    I get that we all have our favourites – mine is Beauden Barrett, my 80-year old aunty likes Kieran Reid and my sister likes Ben Smith – but we’re fully capable of dissecting their game without getting defensive, insulting or profane.

    (Image: AAP Image/Dave Hunt)

    There’s been a lot said about selections and use of the bench. I have questions myself. Why was Mo’unga not on the bench? Why wasn’t Alb used? Why did TJ and Ardie come on so late? But my questions don’t diminish the trust I have in the selection panel and coaches to make the decisions.
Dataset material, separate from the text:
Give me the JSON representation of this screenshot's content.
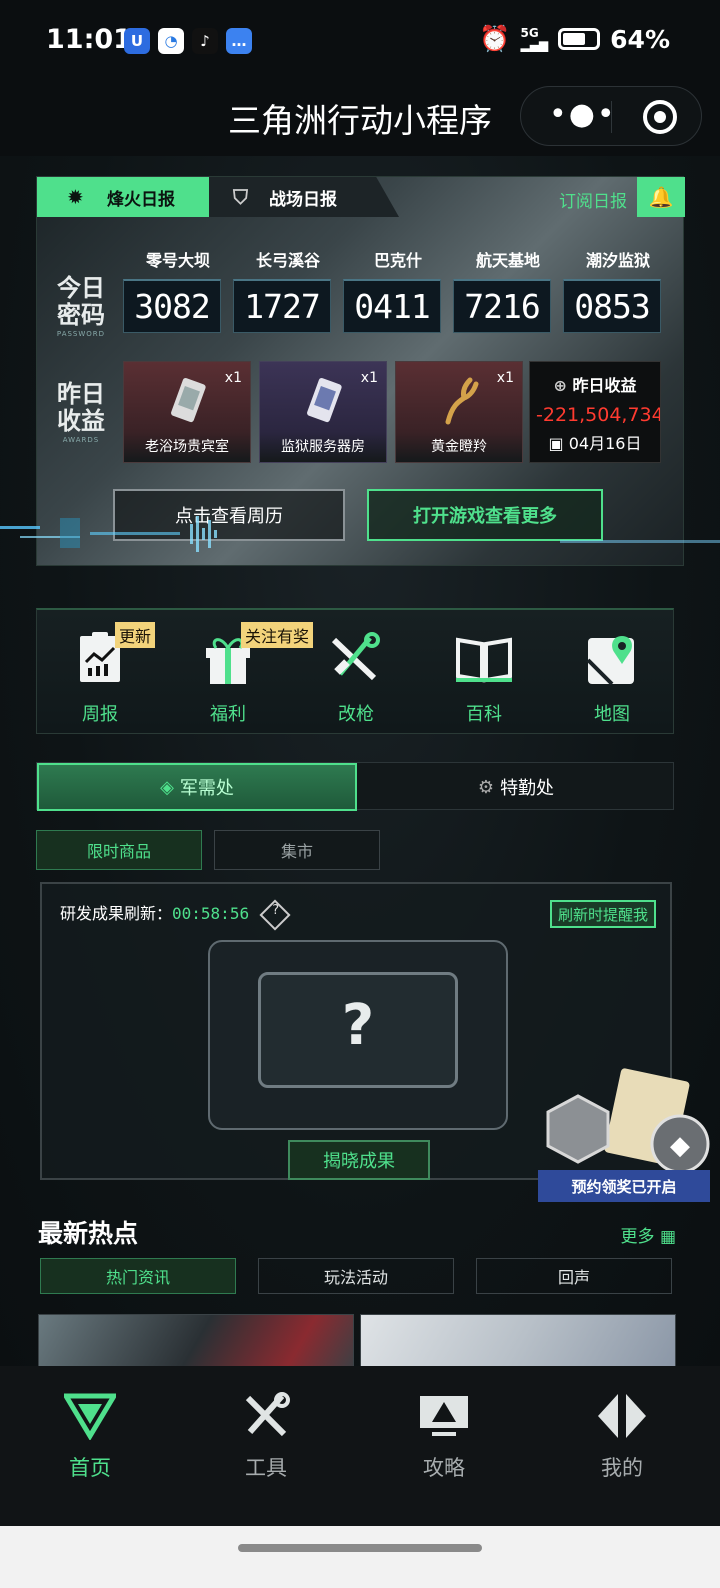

    Should a fan blindly follow and not ask questions? I think not. I have a brain and I fully intend to use it. Questioning does not make me any less of an All Blacks supporter – in fact I think the opposite; I think my curiosity makes me more of a fan. I also think joining in with others to discuss the game makes me what I like to call a ‘thinking fan’. The All Blacks are not a cult; we’re allowed to think for ourselves and have opinions.

    The All Blacks lost, and we all survived. It was not the best day for New Zealand rugby, but it was certainly not the worst, and chances are it won’t be our only loss in the foreseeable future. But I have a sneaking suspicion it will make the guys hungrier on the end of year tour up north. And to me, that’s a good thing.

    So it was not a good day for us, but it was a good day for Australian rugby, and after everything that’s been happening in Australia recently, they needed something to celebrate. What’s good for the Wallabies is good for southern hemisphere rugby, and what’s good for southern hemisphere rugby is ultimately good for us.

    Kia kaha and tūtira mai ngā iwi. All Blacks forever.